Ocenaudio can work with files hosted on cloud servers as well as those stored on your local PC. Some users find the interface a little sparse, but most appreciate its clean and colorful design. If you plan to edit frequently, the best thing to do is memorize some of Ocenaudio’s in-built keyboard shortcuts which will make your work significantly more efficient.
Ashampoo Music Studio is a Windows-only audio editor and a great option for users who need to modify a sound file for the first time.
This tool’s audio file editing interface is incredibly easy to use with a large waveform preview window taking up most of your screen, and buttons for key functions like cutting and pasting sections of your audio displayed below it. With Ashampoo, you don’t get multi-track support so this audio editor is best suited to rearranging simple audio clips.
As the name suggests, Ashampoo Music Studio is more than a basic audio editor. You can actually use this freeware to design CD labels, edit file metadata tags, convert between different audio formats, and rip or burn discs.
Audiotool is a free online platform that allows you to create and publish music tracks. Unlike other free audio editing software packages listed here, Audiotool is an in-browser platform so there’s no need to install a local client to use it, although a Chrome plugin is available.
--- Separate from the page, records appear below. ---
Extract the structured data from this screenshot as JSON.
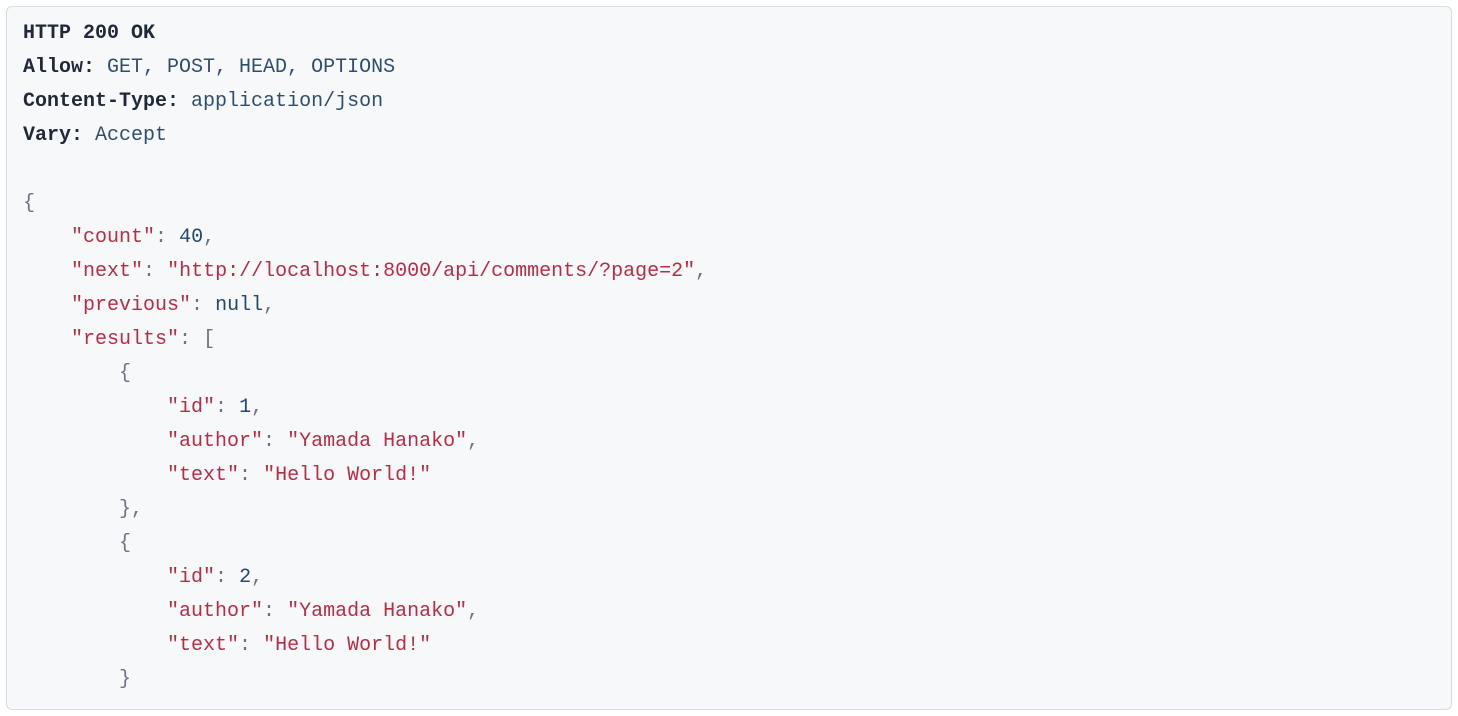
{
  "status_line": "HTTP 200 OK",
  "headers": [
    {
      "name": "Allow",
      "value": "GET, POST, HEAD, OPTIONS"
    },
    {
      "name": "Content-Type",
      "value": "application/json"
    },
    {
      "name": "Vary",
      "value": "Accept"
    }
  ],
  "body": {
    "count": 40,
    "next": "http://localhost:8000/api/comments/?page=2",
    "previous": null,
    "results": [
      {
        "id": 1,
        "author": "Yamada Hanako",
        "text": "Hello World!"
      },
      {
        "id": 2,
        "author": "Yamada Hanako",
        "text": "Hello World!"
      }
    ]
  }
}
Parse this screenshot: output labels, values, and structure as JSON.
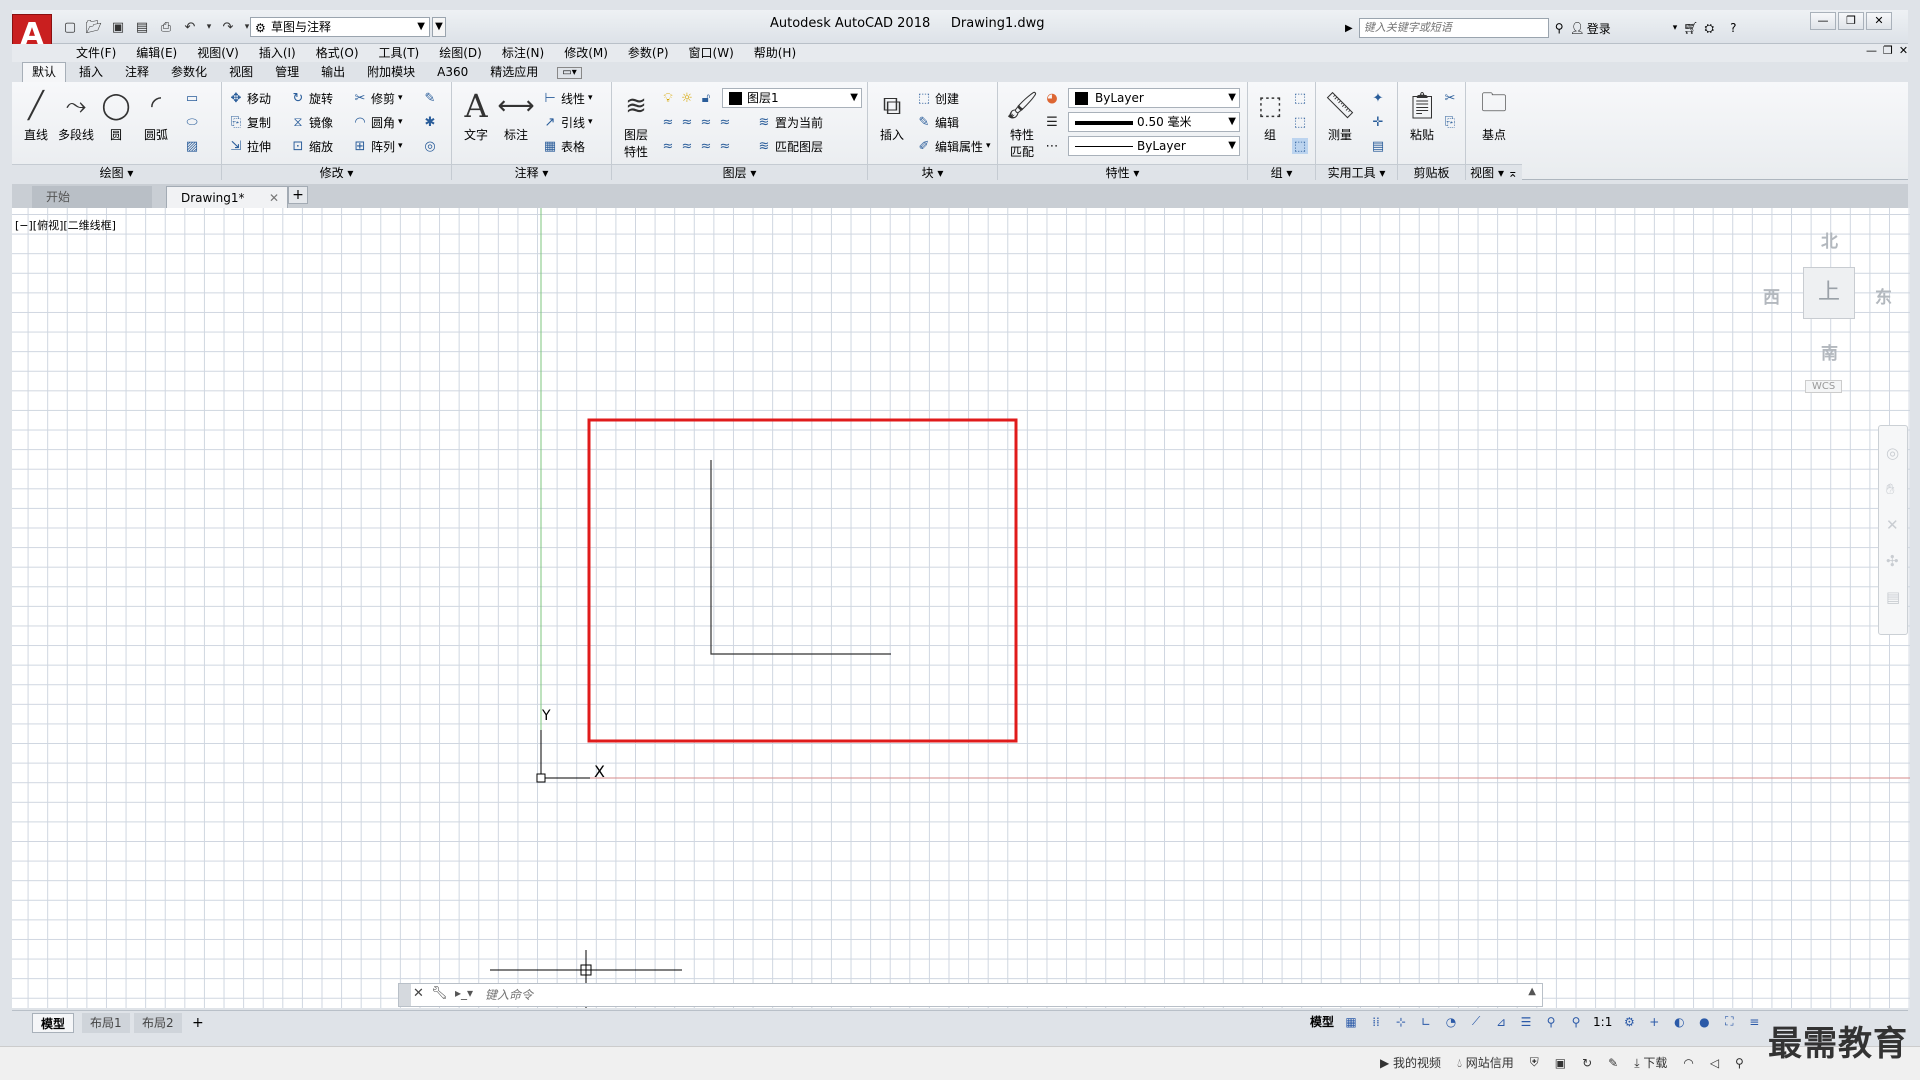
{
  "app": {
    "logo_letter": "A",
    "title": "Autodesk AutoCAD 2018",
    "document": "Drawing1.dwg",
    "workspace": "草图与注释"
  },
  "search": {
    "placeholder": "键入关键字或短语"
  },
  "account": {
    "login_label": "登录"
  },
  "menu": [
    "文件(F)",
    "编辑(E)",
    "视图(V)",
    "插入(I)",
    "格式(O)",
    "工具(T)",
    "绘图(D)",
    "标注(N)",
    "修改(M)",
    "参数(P)",
    "窗口(W)",
    "帮助(H)"
  ],
  "ribbon_tabs": [
    "默认",
    "插入",
    "注释",
    "参数化",
    "视图",
    "管理",
    "输出",
    "附加模块",
    "A360",
    "精选应用"
  ],
  "ribbon": {
    "draw": {
      "title": "绘图",
      "line": "直线",
      "polyline": "多段线",
      "circle": "圆",
      "arc": "圆弧"
    },
    "modify": {
      "title": "修改",
      "move": "移动",
      "rotate": "旋转",
      "trim": "修剪",
      "copy": "复制",
      "mirror": "镜像",
      "fillet": "圆角",
      "stretch": "拉伸",
      "scale": "缩放",
      "array": "阵列"
    },
    "annotation": {
      "title": "注释",
      "text": "文字",
      "dimension": "标注",
      "linear": "线性",
      "leader": "引线",
      "table": "表格"
    },
    "layers": {
      "title": "图层",
      "properties": "图层",
      "properties2": "特性",
      "current_layer": "图层1",
      "set_current": "置为当前",
      "match_layer": "匹配图层"
    },
    "block": {
      "title": "块",
      "insert": "插入",
      "create": "创建",
      "edit": "编辑",
      "edit_attr": "编辑属性"
    },
    "properties": {
      "title": "特性",
      "match": "特性",
      "match2": "匹配",
      "color": "ByLayer",
      "lineweight": "0.50 毫米",
      "linetype": "ByLayer"
    },
    "groups": {
      "title": "组",
      "group": "组"
    },
    "utilities": {
      "title": "实用工具",
      "measure": "测量"
    },
    "clipboard": {
      "title": "剪贴板",
      "paste": "粘贴"
    },
    "view": {
      "title": "视图",
      "base": "基点"
    }
  },
  "doc_tabs": {
    "start": "开始",
    "drawing": "Drawing1*"
  },
  "viewport_label": "[−][俯视][二维线框]",
  "viewcube": {
    "north": "北",
    "south": "南",
    "east": "东",
    "west": "西",
    "face": "上",
    "wcs": "WCS"
  },
  "ucs": {
    "x_label": "X",
    "y_label": "Y"
  },
  "command": {
    "placeholder": "键入命令"
  },
  "layout_tabs": [
    "模型",
    "布局1",
    "布局2"
  ],
  "status": {
    "model": "模型",
    "scale": "1:1"
  },
  "tray": {
    "video": "我的视频",
    "credit": "网站信用",
    "download": "下载"
  },
  "watermark": "最需教育",
  "colors": {
    "highlight_box": "#e01b1b",
    "grid": "#cfd6e0",
    "y_axis": "#7cc47c",
    "x_axis": "#d68a8a"
  }
}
This audio editor shares more DNA with Apple’s Garage Band program than most audio editors. With it, you can record 30-second segments of sound to use as samples that can then be mixed with digital instruments already built into the Audiotool system.
You can modify your tracks with Audiotool by adding filters from a selection of 14 different effects. You can also create a MIDI controller within the program or use a splitter tool to attenuate and modify your audio signal.
Another excellent free audio editor with comparable features to Audacity is Acoustica, which is produced by Acon Digital. Acoustica is actually a premium subscription product, and no free version of the latest release, Acoustica 7, is available. However, you can install older versions of the software such as Acoustica 6 for free.
One of the big advantages of Acoustica 6 over open-source alternatives is its professional look-and-feel. The interface wouldn’t look out of place in a top-end recording studio and, thanks to sensible design choices, it only takes a few minutes to get to grips with.
If you like Acoustica’s setup, you can expand its feature set by installing VST or DirectX plugins. With these, you’ll gain access to a wide range of new sound effects that can help you fine-tune your tracks to produce the result you’re looking for.
A unique element of Acoustica is the so-called “Effect Chain” area. Here, you can layer up different audio filters and then apply the combination to multiple tracks. This is a great way to create a unique mix or ensure your sound stays consistent throughout an album.